What you should do: Wherever the string "name" shows up in the data below, copy the whole line.

═══ Exercise materials

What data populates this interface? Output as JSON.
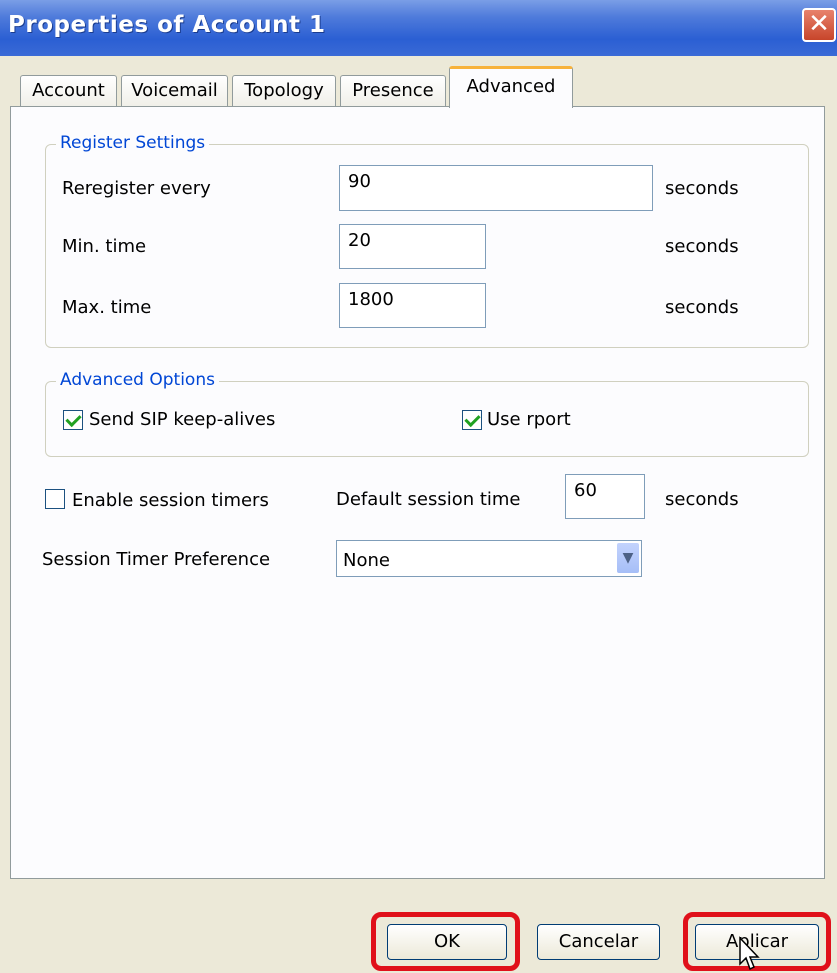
{
  "window": {
    "title": "Properties of Account 1",
    "close": "✕"
  },
  "tabs": [
    {
      "label": "Account"
    },
    {
      "label": "Voicemail"
    },
    {
      "label": "Topology"
    },
    {
      "label": "Presence"
    },
    {
      "label": "Advanced"
    }
  ],
  "register": {
    "legend": "Register Settings",
    "reregister_label": "Reregister every",
    "reregister_value": "90",
    "min_label": "Min. time",
    "min_value": "20",
    "max_label": "Max. time",
    "max_value": "1800",
    "unit": "seconds"
  },
  "advanced_options": {
    "legend": "Advanced Options",
    "keepalive_label": "Send SIP keep-alives",
    "keepalive_checked": true,
    "rport_label": "Use rport",
    "rport_checked": true
  },
  "session": {
    "enable_label": "Enable session timers",
    "enable_checked": false,
    "default_time_label": "Default session time",
    "default_time_value": "60",
    "unit": "seconds",
    "pref_label": "Session Timer Preference",
    "pref_value": "None"
  },
  "buttons": {
    "ok": "OK",
    "cancel": "Cancelar",
    "apply": "Aplicar"
  },
  "highlight_color": "#e0101a"
}
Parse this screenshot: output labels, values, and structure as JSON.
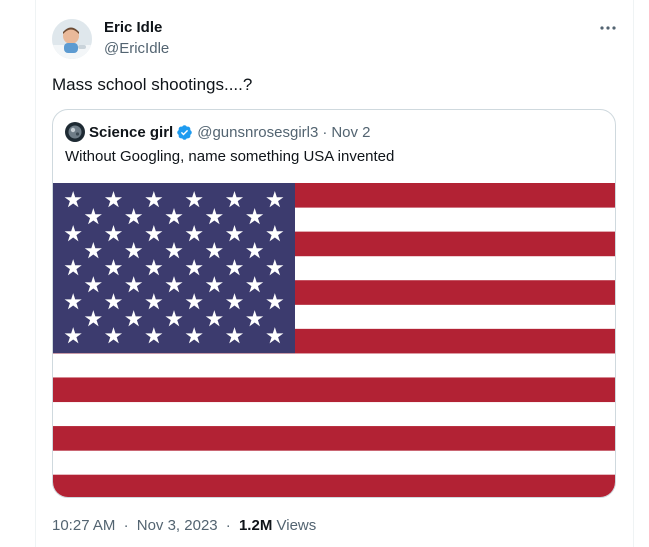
{
  "tweet": {
    "author": {
      "name": "Eric Idle",
      "handle": "@EricIdle"
    },
    "text": "Mass school shootings....?",
    "more_icon": "ellipsis-icon"
  },
  "quote": {
    "author": {
      "name": "Science girl",
      "handle": "@gunsnrosesgirl3",
      "verified": true
    },
    "separator": "·",
    "date": "Nov 2",
    "text": "Without Googling, name something USA invented",
    "media": "us-flag-image"
  },
  "meta": {
    "time": "10:27 AM",
    "separator": "·",
    "date": "Nov 3, 2023",
    "views_count": "1.2M",
    "views_label": "Views"
  },
  "colors": {
    "text": "#0f1419",
    "muted": "#536471",
    "border": "#cfd9de",
    "verified": "#1d9bf0",
    "flag_red": "#b22234",
    "flag_blue": "#3c3b6e"
  }
}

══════

Response to the exercise:
      "name": "Eric Idle",
      "name": "Science girl",
    "text": "Without Googling, name something USA invented",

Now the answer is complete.